All of the entries below should be printed exactly; the pictures are to be left out.

=== Available data ===

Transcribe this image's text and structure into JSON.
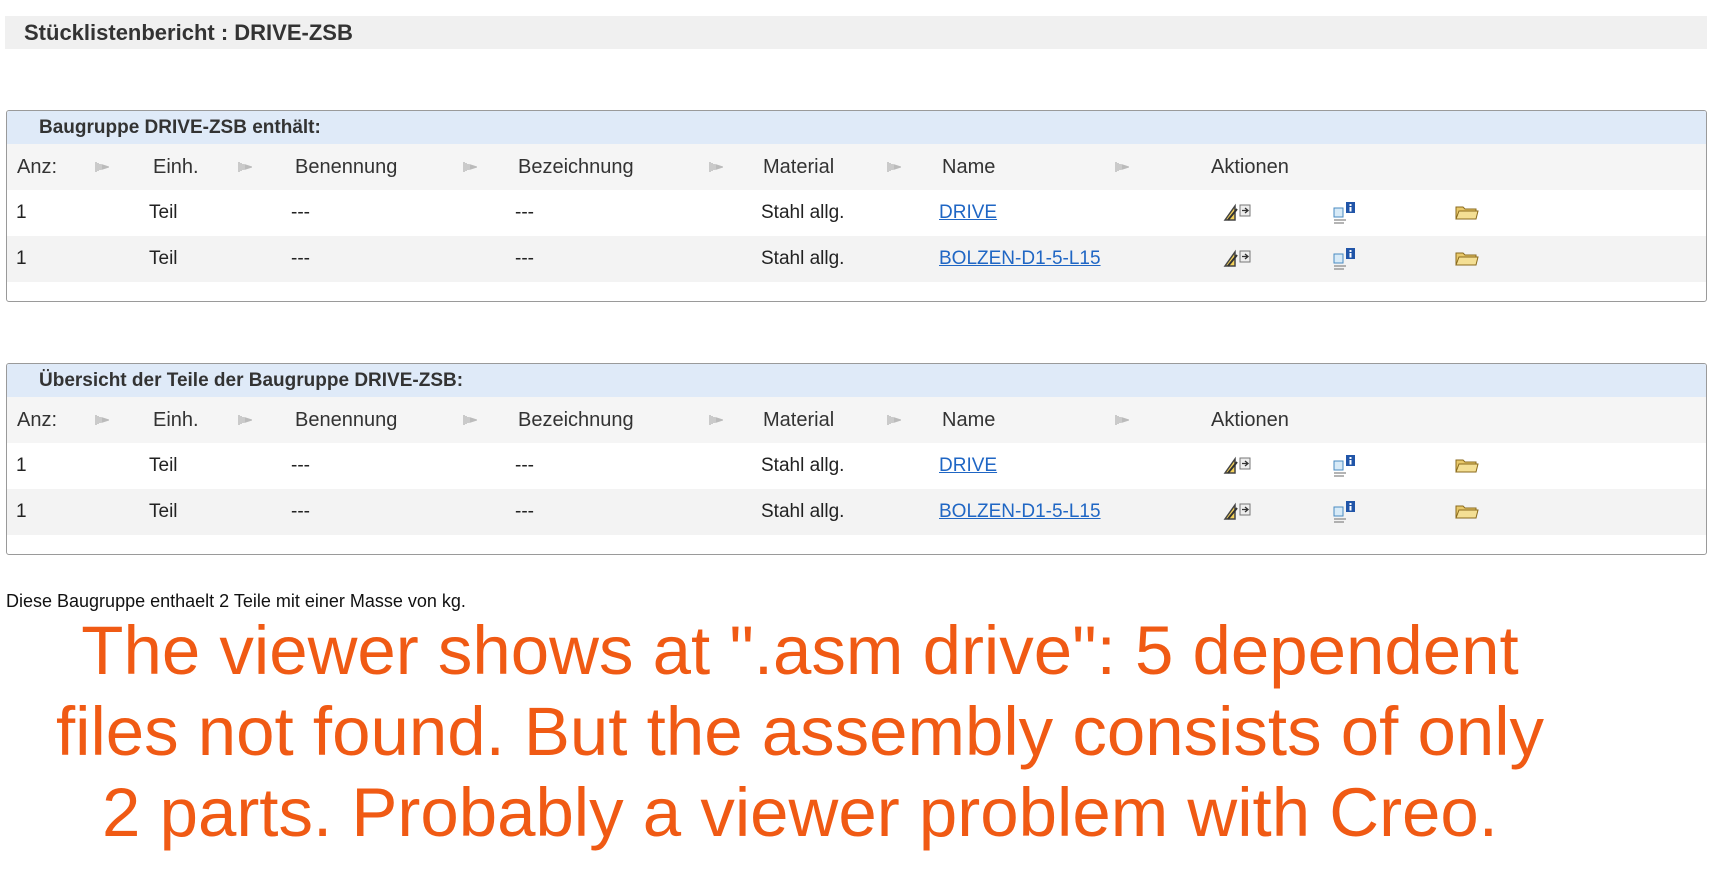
{
  "page": {
    "title": "Stücklistenbericht : DRIVE-ZSB"
  },
  "panels": [
    {
      "header": "Baugruppe DRIVE-ZSB enthält:",
      "columns": [
        "Anz:",
        "Einh.",
        "Benennung",
        "Bezeichnung",
        "Material",
        "Name",
        "Aktionen"
      ],
      "rows": [
        {
          "anz": "1",
          "einh": "Teil",
          "benennung": "---",
          "bezeichnung": "---",
          "material": "Stahl allg.",
          "name": "DRIVE"
        },
        {
          "anz": "1",
          "einh": "Teil",
          "benennung": "---",
          "bezeichnung": "---",
          "material": "Stahl allg.",
          "name": "BOLZEN-D1-5-L15"
        }
      ]
    },
    {
      "header": "Übersicht der Teile der Baugruppe DRIVE-ZSB:",
      "columns": [
        "Anz:",
        "Einh.",
        "Benennung",
        "Bezeichnung",
        "Material",
        "Name",
        "Aktionen"
      ],
      "rows": [
        {
          "anz": "1",
          "einh": "Teil",
          "benennung": "---",
          "bezeichnung": "---",
          "material": "Stahl allg.",
          "name": "DRIVE"
        },
        {
          "anz": "1",
          "einh": "Teil",
          "benennung": "---",
          "bezeichnung": "---",
          "material": "Stahl allg.",
          "name": "BOLZEN-D1-5-L15"
        }
      ]
    }
  ],
  "summary": "Diese Baugruppe enthaelt 2 Teile mit einer Masse von kg.",
  "annotation": {
    "lines": [
      "The viewer shows at \".asm drive\": 5 dependent",
      "files not found. But the assembly consists of only",
      "2 parts. Probably a viewer problem with Creo."
    ],
    "color": "#f05a14"
  },
  "icons": {
    "sort": "sort-icon",
    "actions": [
      "drawing-edit-icon",
      "properties-info-icon",
      "open-folder-icon"
    ]
  },
  "colors": {
    "link": "#1f66c4",
    "panel_header_bg": "#dfeaf8"
  }
}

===

## Output of the task
Transcribe this image's text and structure into JSON.
{
  "page": {
    "title": "Stücklistenbericht : DRIVE-ZSB"
  },
  "panels": [
    {
      "header": "Baugruppe DRIVE-ZSB enthält:",
      "columns": [
        "Anz:",
        "Einh.",
        "Benennung",
        "Bezeichnung",
        "Material",
        "Name",
        "Aktionen"
      ],
      "rows": [
        {
          "anz": "1",
          "einh": "Teil",
          "benennung": "---",
          "bezeichnung": "---",
          "material": "Stahl allg.",
          "name": "DRIVE"
        },
        {
          "anz": "1",
          "einh": "Teil",
          "benennung": "---",
          "bezeichnung": "---",
          "material": "Stahl allg.",
          "name": "BOLZEN-D1-5-L15"
        }
      ]
    },
    {
      "header": "Übersicht der Teile der Baugruppe DRIVE-ZSB:",
      "columns": [
        "Anz:",
        "Einh.",
        "Benennung",
        "Bezeichnung",
        "Material",
        "Name",
        "Aktionen"
      ],
      "rows": [
        {
          "anz": "1",
          "einh": "Teil",
          "benennung": "---",
          "bezeichnung": "---",
          "material": "Stahl allg.",
          "name": "DRIVE"
        },
        {
          "anz": "1",
          "einh": "Teil",
          "benennung": "---",
          "bezeichnung": "---",
          "material": "Stahl allg.",
          "name": "BOLZEN-D1-5-L15"
        }
      ]
    }
  ],
  "summary": "Diese Baugruppe enthaelt 2 Teile mit einer Masse von kg.",
  "annotation": {
    "lines": [
      "The viewer shows at \".asm drive\": 5 dependent",
      "files not found. But the assembly consists of only",
      "2 parts. Probably a viewer problem with Creo."
    ],
    "color": "#f05a14"
  },
  "icons": {
    "sort": "sort-icon",
    "actions": [
      "drawing-edit-icon",
      "properties-info-icon",
      "open-folder-icon"
    ]
  },
  "colors": {
    "link": "#1f66c4",
    "panel_header_bg": "#dfeaf8"
  }
}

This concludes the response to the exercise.